The ascent is stressful. It feels like a never ending technical climb through a dense pine forest. At that rate I will never make it on time. Only after an hour do I escape the confinement of the trees, and reach a grazing area where sit a small dry-stone house, and roam a few horses… On its porch sits a young woman with two small children. Here, high on the slope of this tall mountain, far, far, from the village below, removed from it all, lives a young family with a dog and horses. Heidi…Captain fantastic… sweet dreams of mine… This seems so idilic, so pure, especially as the sun still shines on, I can’t believe my eyes… I wave, they all wave back… I would like to stop and join them for the rest of my days… But the clock is ticking, and the pressure still on…
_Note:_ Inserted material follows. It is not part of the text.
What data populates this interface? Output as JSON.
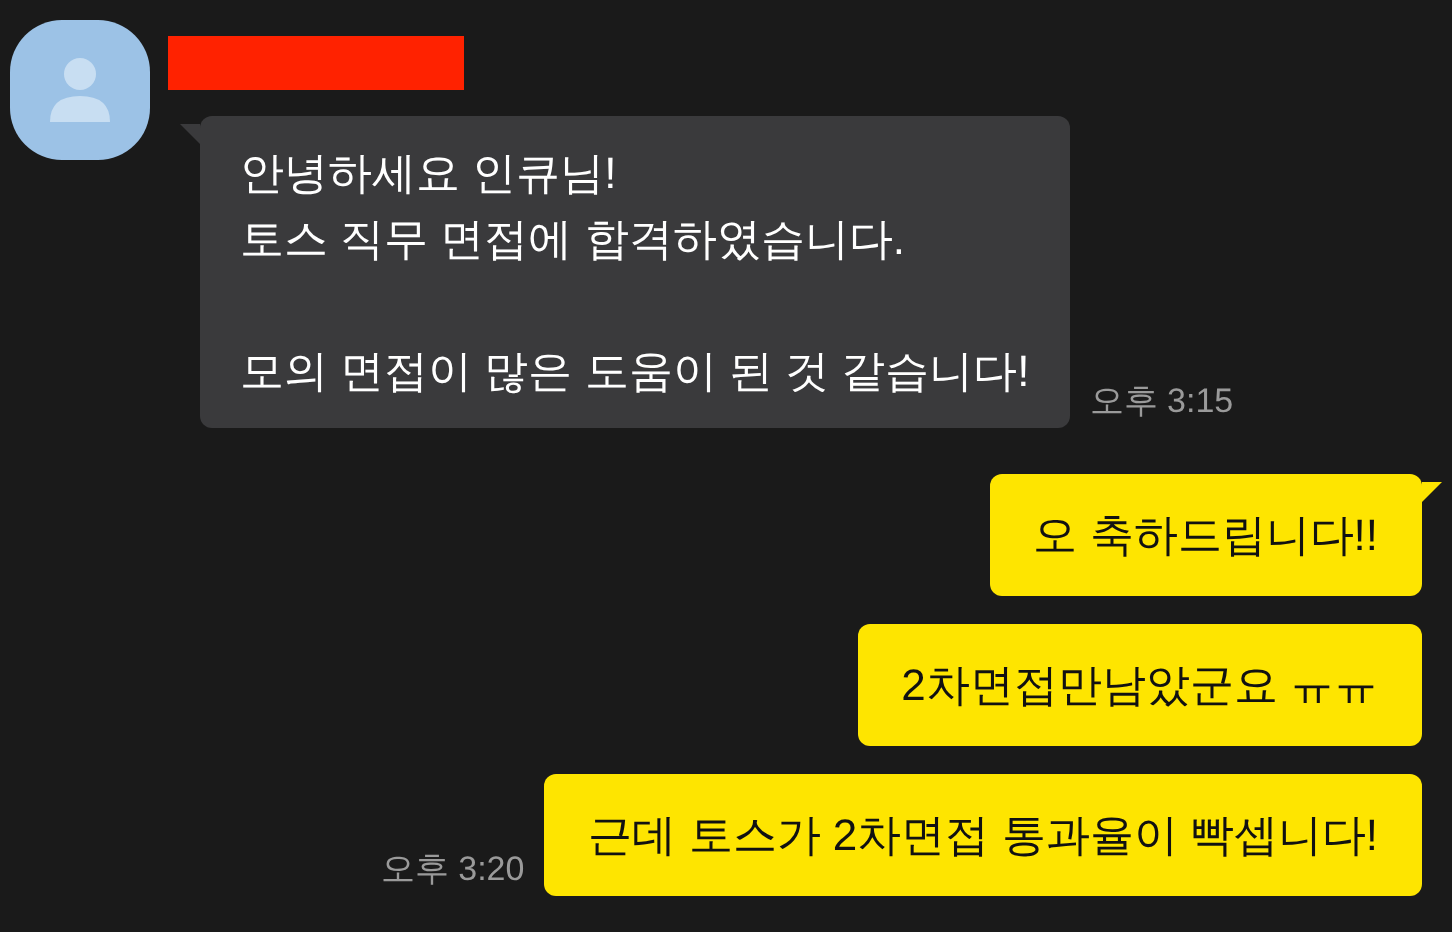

When I finally reach the higher grounds, the sun is gone, and the clouds now dark. I have thirty kms to go. At 10 km/h, which is my average speed so far, I’ll barely make it. But luckily, the track is now much better, allowing me to pass on a few more gears and catch up with time. All around, sheep, cows, horses, graze peacefully. Streams, running down from lakes hiding higher up, come crossing my way. It looks beautiful, it feels serene.
But everything can change so fast in the mountains. As I finally make it back down to Espui, rain starts to fall on my windshield. Tonight, as we were warned by the weatherman, snow will fall heavily on the summits and cover them all with a white blanket. I feel for those animals up there, for whom the night must have been very cold. Harsh reality in those harsh, but beautiful, surroundings !
Make sure to check our dedicated guide for the Spanish Trail where you’ll find all the informations you’ll need to complete it on your own.